### WORK INSTRUCTIONS
State, as a number alone, how many lines of the data contain the string "byline".
-- DATA follows --
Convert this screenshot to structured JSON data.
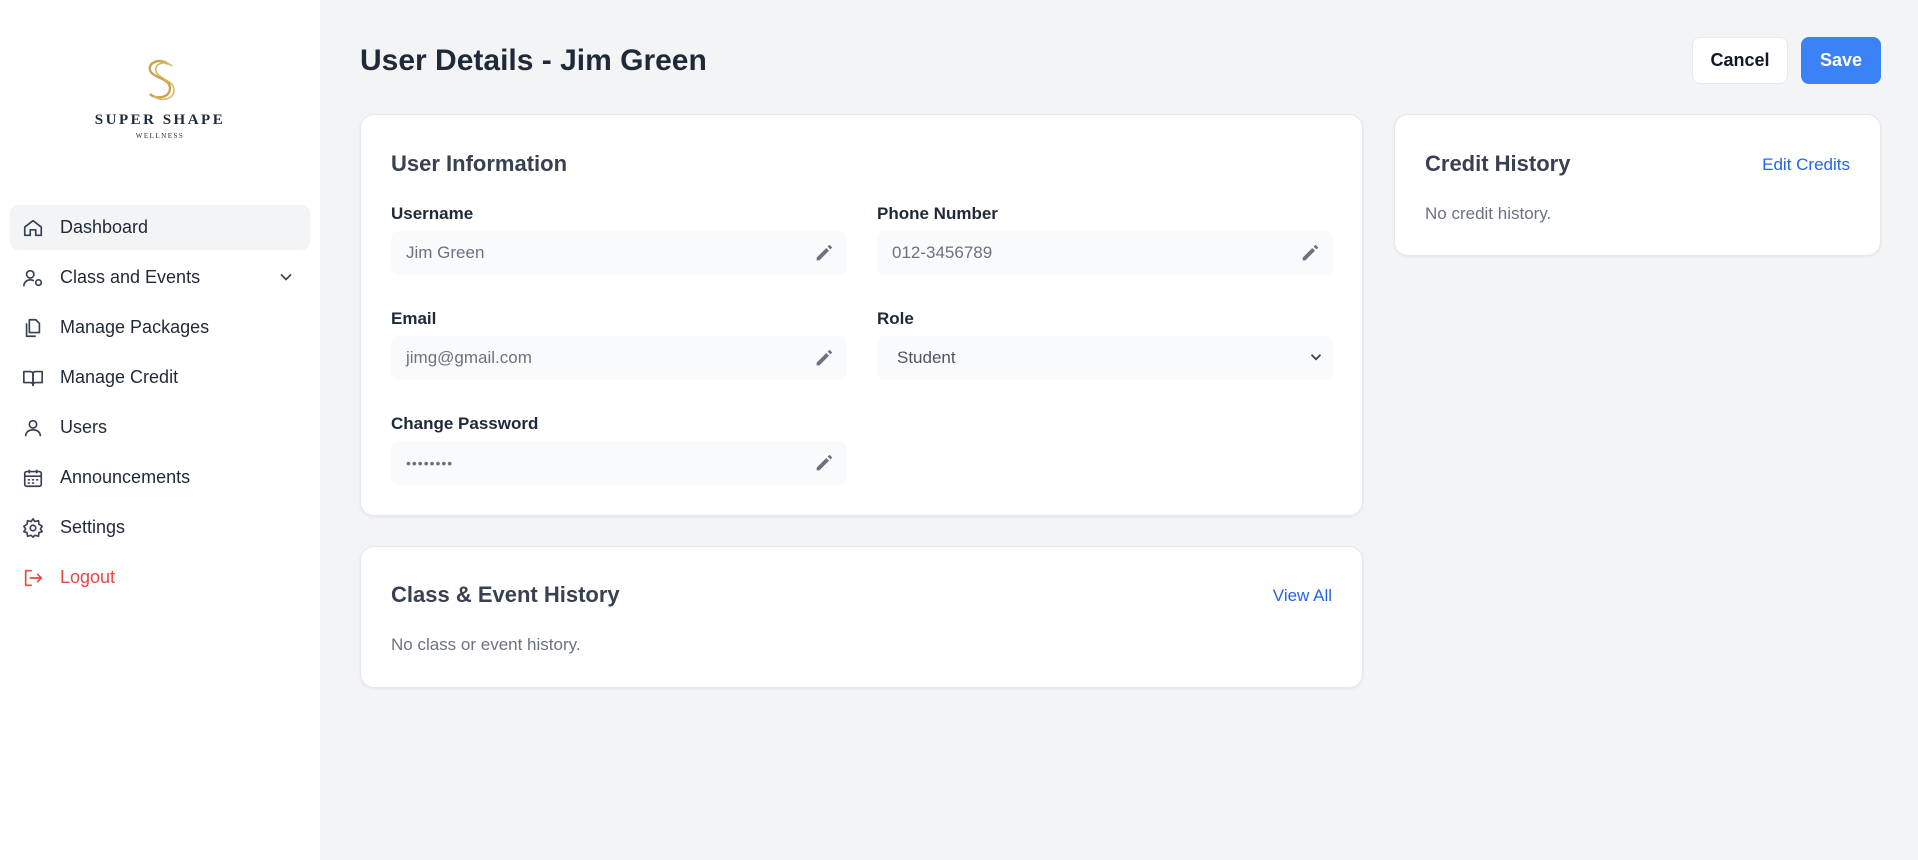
{
  "brand": {
    "name": "SUPER SHAPE",
    "tagline": "WELLNESS",
    "accent": "#c9a34e"
  },
  "sidebar": {
    "items": [
      {
        "label": "Dashboard",
        "icon": "home-icon"
      },
      {
        "label": "Class and Events",
        "icon": "user-cog-icon"
      },
      {
        "label": "Manage Packages",
        "icon": "copy-icon"
      },
      {
        "label": "Manage Credit",
        "icon": "book-open-icon"
      },
      {
        "label": "Users",
        "icon": "user-icon"
      },
      {
        "label": "Announcements",
        "icon": "calendar-icon"
      },
      {
        "label": "Settings",
        "icon": "gear-icon"
      },
      {
        "label": "Logout",
        "icon": "logout-icon"
      }
    ]
  },
  "header": {
    "title": "User Details - Jim Green",
    "cancel_label": "Cancel",
    "save_label": "Save"
  },
  "user_info": {
    "title": "User Information",
    "username": {
      "label": "Username",
      "value": "Jim Green"
    },
    "phone": {
      "label": "Phone Number",
      "value": "012-3456789"
    },
    "email": {
      "label": "Email",
      "value": "jimg@gmail.com"
    },
    "role": {
      "label": "Role",
      "value": "Student"
    },
    "password": {
      "label": "Change Password",
      "value": "••••••••"
    }
  },
  "class_history": {
    "title": "Class & Event History",
    "link": "View All",
    "empty": "No class or event history."
  },
  "credit_history": {
    "title": "Credit History",
    "link": "Edit Credits",
    "empty": "No credit history."
  },
  "colors": {
    "primary": "#3b82f6",
    "link": "#2563eb",
    "danger": "#ef4444",
    "background": "#f3f4f6"
  }
}
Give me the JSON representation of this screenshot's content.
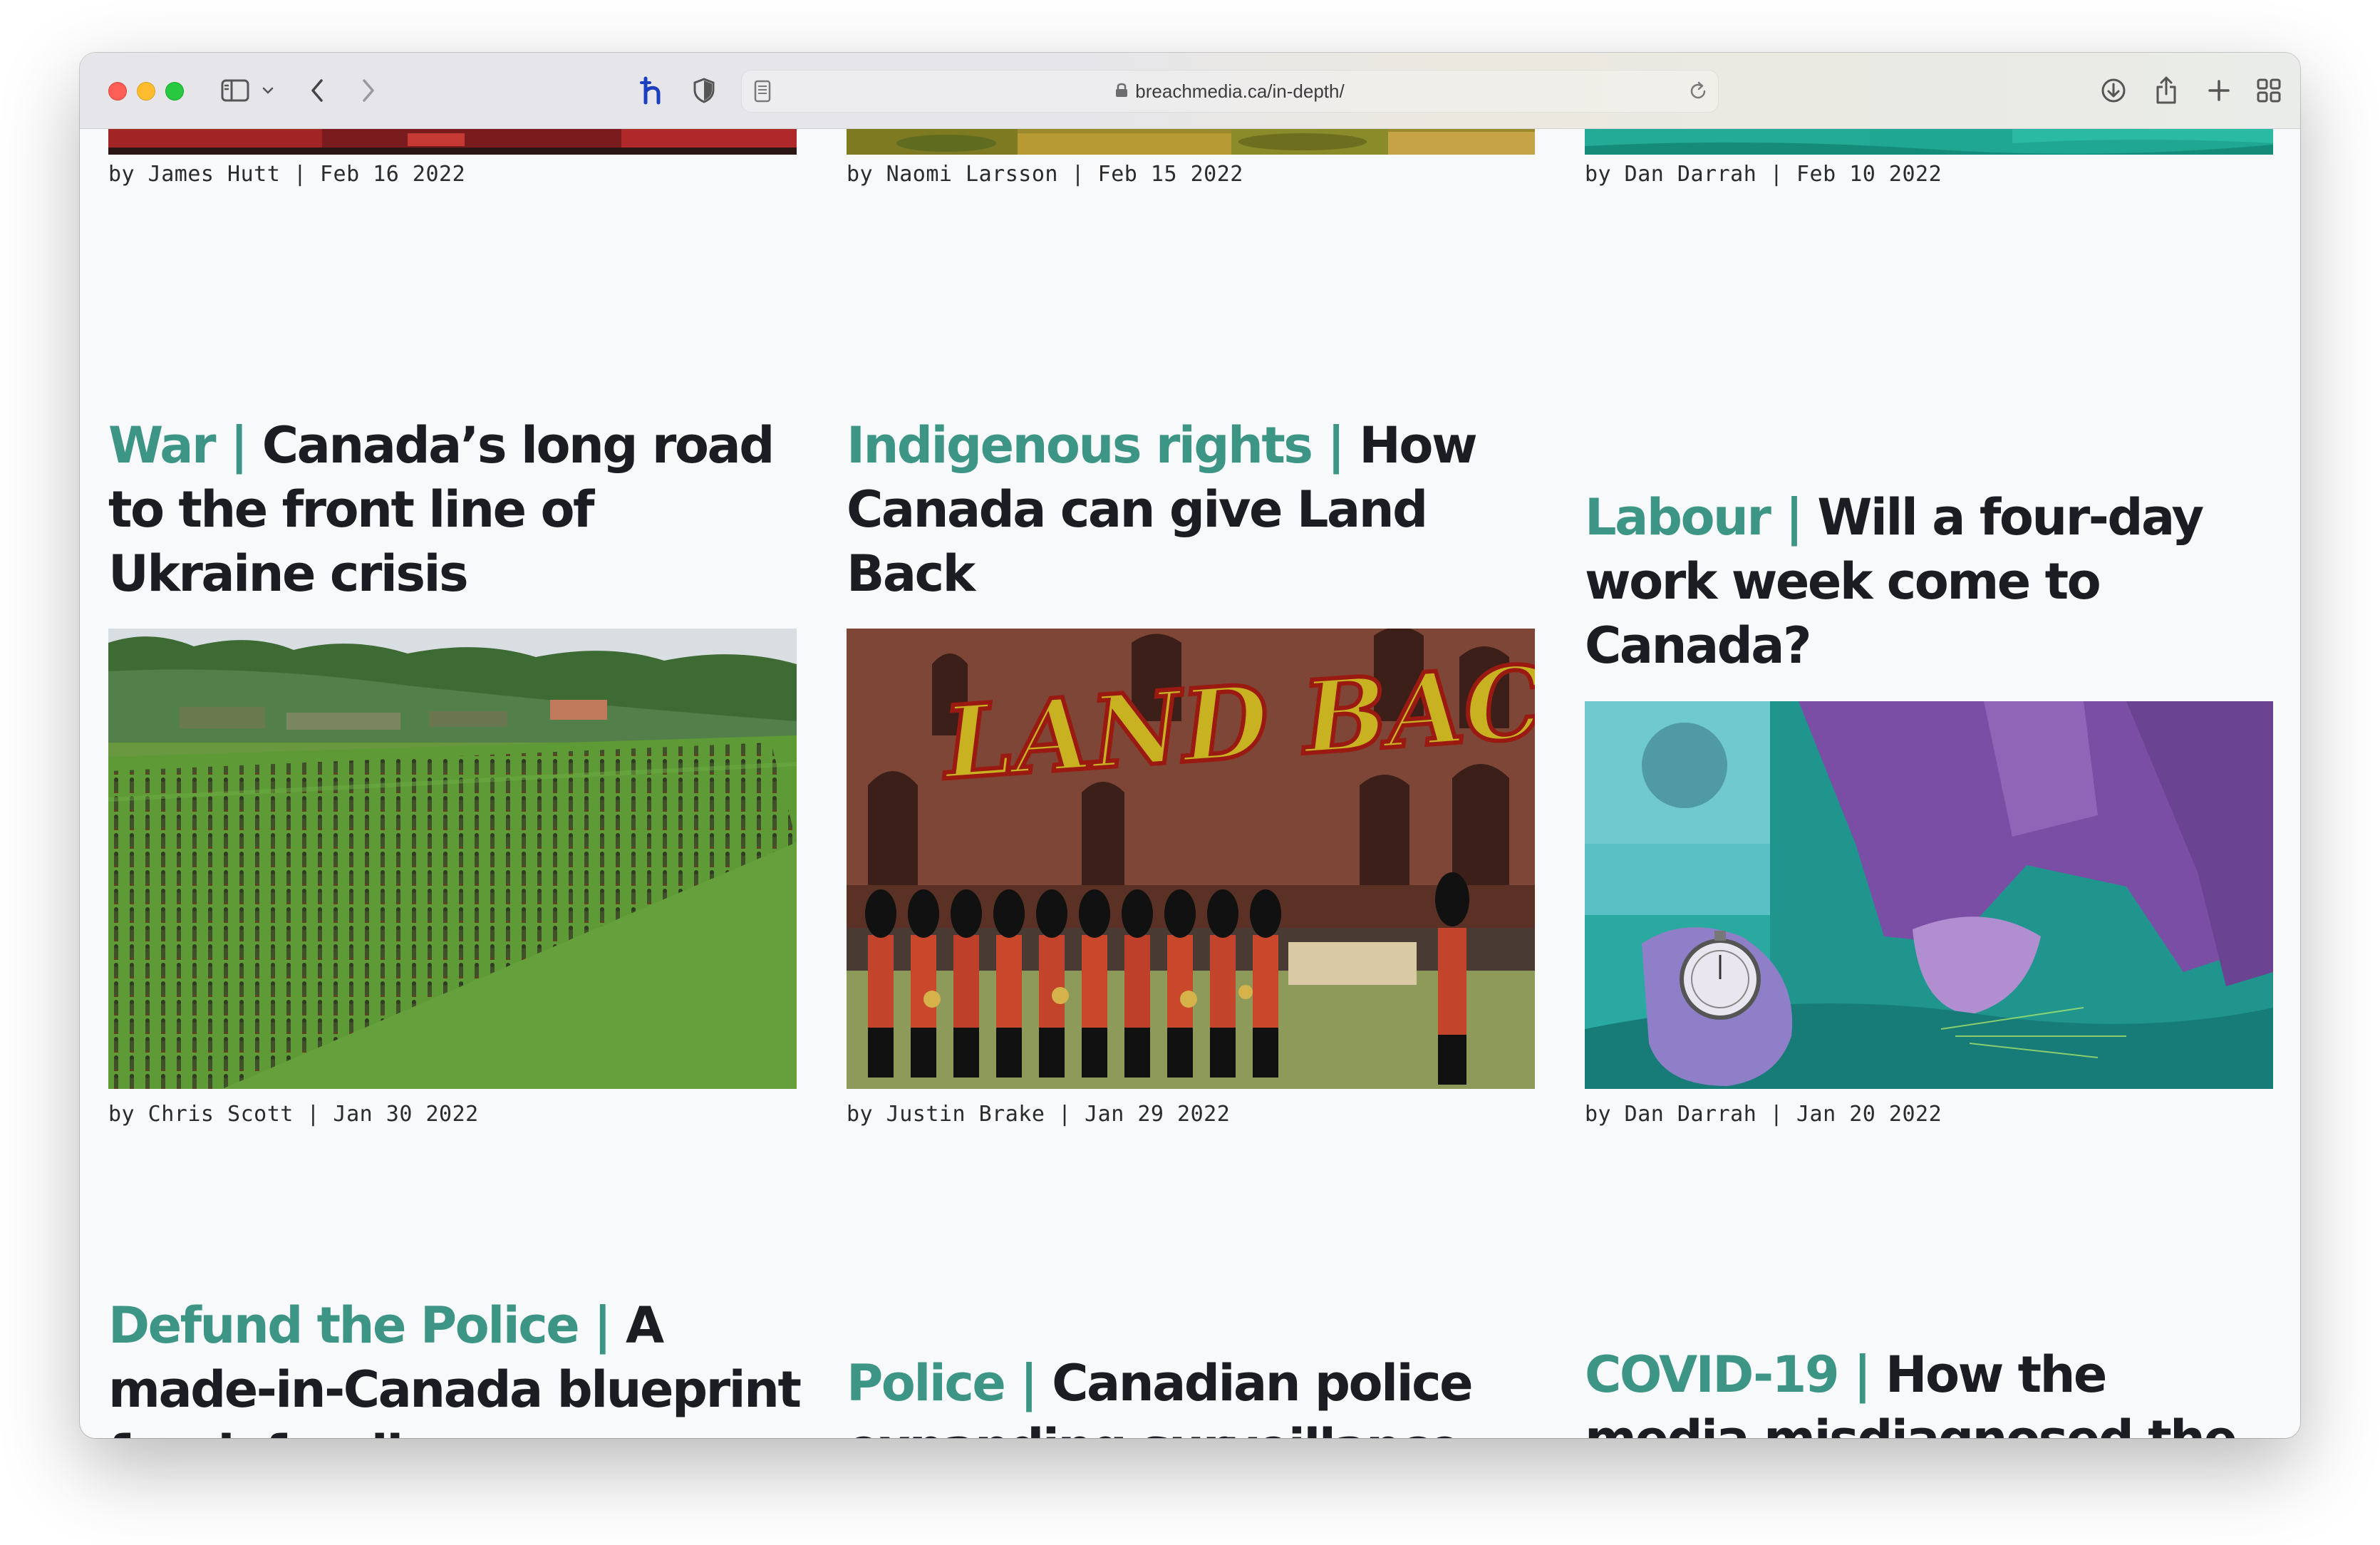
{
  "browser": {
    "url": "breachmedia.ca/in-depth/"
  },
  "articles": [
    {
      "byline": "by James Hutt | Feb 16 2022"
    },
    {
      "byline": "by Naomi Larsson | Feb 15 2022"
    },
    {
      "byline": "by Dan Darrah | Feb 10 2022"
    },
    {
      "category": "War",
      "title": "Canada’s long road to the front line of Ukraine crisis",
      "byline": "by Chris Scott | Jan 30 2022"
    },
    {
      "category": "Indigenous rights",
      "title": "How Canada can give Land Back",
      "byline": "by Justin Brake | Jan 29 2022"
    },
    {
      "category": "Labour",
      "title": "Will a four-day work week come to Canada?",
      "byline": "by Dan Darrah | Jan 20 2022"
    },
    {
      "category": "Defund the Police",
      "title": "A made-in-Canada blueprint for defunding"
    },
    {
      "category": "Police",
      "title": "Canadian police expanding surveillance"
    },
    {
      "category": "COVID-19",
      "title": "How the media misdiagnosed the"
    }
  ],
  "images": {
    "land_back_graffiti": "LAND BACK"
  },
  "colors": {
    "category": "#3d9585",
    "headline": "#1c1d22",
    "background": "#f7f9fb"
  },
  "icons": [
    "sidebar-icon",
    "chevron-down-icon",
    "back-icon",
    "forward-icon",
    "extension-h-icon",
    "shield-icon",
    "reader-icon",
    "lock-icon",
    "reload-icon",
    "download-icon",
    "share-icon",
    "new-tab-icon",
    "tab-overview-icon"
  ]
}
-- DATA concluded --
### SOLUTION TO THIS TASK
6